- [Work request]: In the entries below, find every line holding the string "look" and collect it.

*** Data to use Section Begins ***

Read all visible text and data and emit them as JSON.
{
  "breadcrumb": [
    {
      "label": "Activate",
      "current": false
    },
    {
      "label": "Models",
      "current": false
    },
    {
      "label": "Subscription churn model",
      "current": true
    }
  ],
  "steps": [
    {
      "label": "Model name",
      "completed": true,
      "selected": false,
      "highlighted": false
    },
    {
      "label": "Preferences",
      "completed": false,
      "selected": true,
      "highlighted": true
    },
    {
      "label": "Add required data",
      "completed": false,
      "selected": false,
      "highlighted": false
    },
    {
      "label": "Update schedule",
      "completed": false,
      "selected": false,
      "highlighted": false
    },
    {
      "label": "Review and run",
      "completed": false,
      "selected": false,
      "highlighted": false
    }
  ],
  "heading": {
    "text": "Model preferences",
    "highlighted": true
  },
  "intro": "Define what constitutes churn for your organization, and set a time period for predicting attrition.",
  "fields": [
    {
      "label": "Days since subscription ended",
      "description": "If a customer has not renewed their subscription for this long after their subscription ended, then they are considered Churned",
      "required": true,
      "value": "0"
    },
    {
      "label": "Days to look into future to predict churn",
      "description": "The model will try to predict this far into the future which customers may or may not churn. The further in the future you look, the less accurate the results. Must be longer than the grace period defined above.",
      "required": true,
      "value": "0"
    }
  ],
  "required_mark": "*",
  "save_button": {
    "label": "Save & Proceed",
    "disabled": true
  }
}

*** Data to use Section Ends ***

- [Your solution]:
      "label": "Days to look into future to predict churn",
      "description": "The model will try to predict this far into the future which customers may or may not churn. The further in the future you look, the less accurate the results. Must be longer than the grace period defined above.",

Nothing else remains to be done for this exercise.